Hello Visitor!     Log In
Share |

Inside this Issue


The unanticipated consequences of COVID-19 are impacting every sector, field of activity and level of global society today. They are raising unemployment and inequality, compelling adoption of unconventional economic policies, polarizing societies, activating political extremism, aggravating competitive nationalism, contesting the veracity of scientific knowledge, undermining international cooperation and the functioning of the multilateral system.

At a more fundamental level, the Pandemic has exposed a plethora of hidden threats to human wellbeing which challenge prevailing notions of security, laid bare the inadequacy of partial theories and siloed disciplines, revealed the limitations of narrowly framed sectoral policies and strategies implemented by specialized agencies, and highlighted fundamental questions regarding the complex, interconnected nature of the social reality on which our understanding of the world and ourselves is based.

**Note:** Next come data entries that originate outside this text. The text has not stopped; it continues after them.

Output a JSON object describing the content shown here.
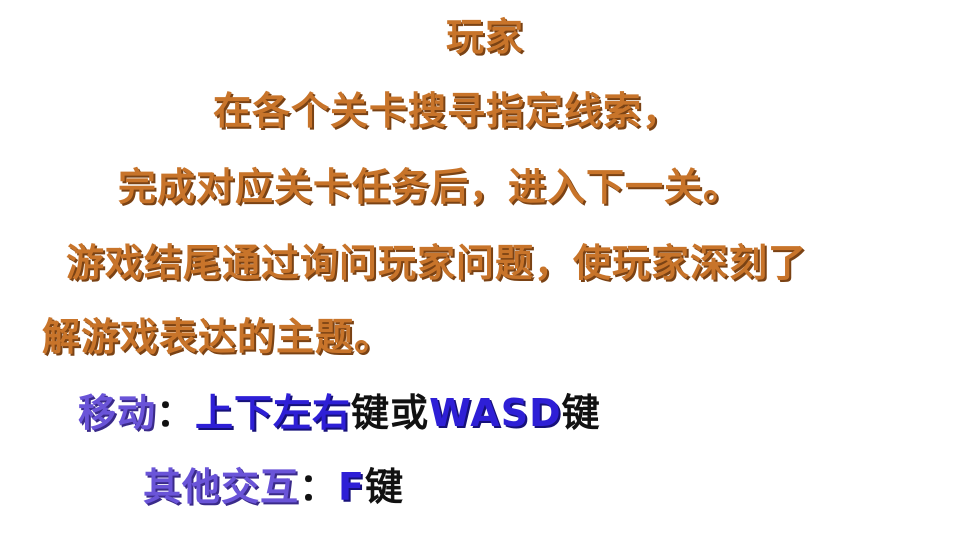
{
  "intro": {
    "line1": "玩家",
    "line2": "在各个关卡搜寻指定线索，",
    "line3": "完成对应关卡任务后，进入下一关。",
    "line4": "游戏结尾通过询问玩家问题，使玩家深刻了",
    "line5": "解游戏表达的主题。"
  },
  "controls": {
    "move": {
      "label": "移动",
      "colon": "：",
      "arrows": "上下左右",
      "key_suffix_1": "键",
      "or": "或",
      "wasd": "WASD",
      "key_suffix_2": "键"
    },
    "other": {
      "label": "其他交互",
      "colon": "：",
      "key": "F",
      "key_suffix": "键"
    }
  },
  "colors": {
    "intro_text": "#c8742a",
    "label_text": "#6a54d8",
    "key_text": "#2e1fd6",
    "plain_text": "#111111",
    "background": "#ffffff"
  }
}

A new approach to security is urgently needed which relates and synthesizes the multiple dimensions of human life to present a comprehensive, integrated concept of human security. The Sustainable Development Goals identify all the major components but deal with them separately as independent dimensions. Human Security places people at the center and views all these elements as inseparable and interdependent dimensions of an indivisible social whole.

The pandemic thus reiterates the need for fundamental changes in theory, intellectual disciplines, educational curricula and content, the structure and coordination within and between different departments and levels of government, policy-making institutions, programs for implementation and measures for assessment.

At the international level it has profound implications for our conception of multilateralism and the type, structure and relationship between the complex array of international institutions established to foster peace and human security for ‘we the people’.

At a still deeper level it points to the need for a fundamental shift from analytic thinking about specialized, compartmentalized subjects to comprehensive perspectives that include all parts of global society and also perceive the deeper forces and process of social evolution by which the various fields, sectors, levels, ideas, values and aspirations are related and integrated with one another as dimensions of a single transdisciplinary knowledge of the whole.

COVID-19 is a call for new ways of thinking, knowing, educating, decision-making and practical execution of measures to promote human security of all for the common good.

This year marks the 75th anniversary of the United Nations, the 60th Anniversary of WAAS and the 10th anniversary of CadmusJournal. It is no minor coincidence that COVID-19 has drastically transformed every aspect of our lives during this time. The pandemic has come to teach us what we have long known but ignored: that it is the unique capacity of human beings to convert the long, slow process of subconscious evolution into a conscious process of social transformation. This has never been more necessary, urgent and possible than it is today. The pandemic delivers an unequivocal message: “Change or be compelled to change.”

To commemorate the 60th anniversary of WAAS, we are republishing an article by Robert Oppenheimer, who was a chief architect of the Academy. In his words, “What is new is new not because it has never been there before, but because it has changed in quality.” Humanity is called on today to change many things, but most of all our understanding of the world we live in, our place in it, and our relationship to it and to one another.

We hope you enjoy this issue.